-- Task to complete --
If a line in the records below contains "Balon", copy that line.

****************

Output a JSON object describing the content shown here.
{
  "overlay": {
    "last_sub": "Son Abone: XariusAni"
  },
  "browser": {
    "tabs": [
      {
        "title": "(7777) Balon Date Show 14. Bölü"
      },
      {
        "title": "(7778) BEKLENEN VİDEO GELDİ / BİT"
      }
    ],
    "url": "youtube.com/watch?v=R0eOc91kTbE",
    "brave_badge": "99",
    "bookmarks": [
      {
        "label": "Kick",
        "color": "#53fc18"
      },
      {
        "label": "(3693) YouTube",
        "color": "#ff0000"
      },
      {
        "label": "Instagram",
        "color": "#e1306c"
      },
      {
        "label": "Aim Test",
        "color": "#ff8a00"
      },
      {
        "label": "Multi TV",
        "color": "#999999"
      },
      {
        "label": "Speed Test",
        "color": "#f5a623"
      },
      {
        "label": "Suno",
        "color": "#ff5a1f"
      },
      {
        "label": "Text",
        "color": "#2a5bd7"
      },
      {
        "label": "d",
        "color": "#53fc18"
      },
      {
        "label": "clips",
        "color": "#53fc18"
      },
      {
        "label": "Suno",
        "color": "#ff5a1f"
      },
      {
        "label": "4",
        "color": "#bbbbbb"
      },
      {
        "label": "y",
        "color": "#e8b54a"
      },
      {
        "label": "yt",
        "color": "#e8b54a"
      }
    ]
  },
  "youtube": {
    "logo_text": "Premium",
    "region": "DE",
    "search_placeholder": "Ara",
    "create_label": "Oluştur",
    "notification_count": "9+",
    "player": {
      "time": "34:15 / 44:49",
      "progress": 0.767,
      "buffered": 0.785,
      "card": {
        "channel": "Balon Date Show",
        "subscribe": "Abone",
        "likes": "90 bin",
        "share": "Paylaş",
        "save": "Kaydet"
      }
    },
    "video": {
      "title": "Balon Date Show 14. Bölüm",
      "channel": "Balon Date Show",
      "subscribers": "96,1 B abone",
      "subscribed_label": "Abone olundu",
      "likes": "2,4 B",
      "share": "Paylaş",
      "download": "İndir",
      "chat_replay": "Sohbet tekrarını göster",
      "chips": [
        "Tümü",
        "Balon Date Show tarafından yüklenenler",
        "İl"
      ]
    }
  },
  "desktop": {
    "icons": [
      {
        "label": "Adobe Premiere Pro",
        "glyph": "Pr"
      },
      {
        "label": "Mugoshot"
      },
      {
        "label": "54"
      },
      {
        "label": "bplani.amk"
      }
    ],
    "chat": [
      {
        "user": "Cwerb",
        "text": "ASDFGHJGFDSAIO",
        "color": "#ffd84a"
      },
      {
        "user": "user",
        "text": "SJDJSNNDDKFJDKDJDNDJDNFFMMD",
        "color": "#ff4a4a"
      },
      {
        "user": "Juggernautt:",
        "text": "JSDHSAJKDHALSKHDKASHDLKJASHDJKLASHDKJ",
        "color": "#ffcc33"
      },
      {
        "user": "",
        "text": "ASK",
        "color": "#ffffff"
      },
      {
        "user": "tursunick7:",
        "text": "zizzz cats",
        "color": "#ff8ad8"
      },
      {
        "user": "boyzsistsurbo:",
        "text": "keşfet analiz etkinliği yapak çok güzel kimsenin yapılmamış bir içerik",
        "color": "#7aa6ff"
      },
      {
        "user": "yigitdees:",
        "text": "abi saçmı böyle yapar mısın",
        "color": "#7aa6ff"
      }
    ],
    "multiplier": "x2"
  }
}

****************

-- Result for this task --
        "title": "(7777) Balon Date Show 14. Bölü"
        "channel": "Balon Date Show",
      "title": "Balon Date Show 14. Bölüm",
      "channel": "Balon Date Show",
        "Balon Date Show tarafından yüklenenler",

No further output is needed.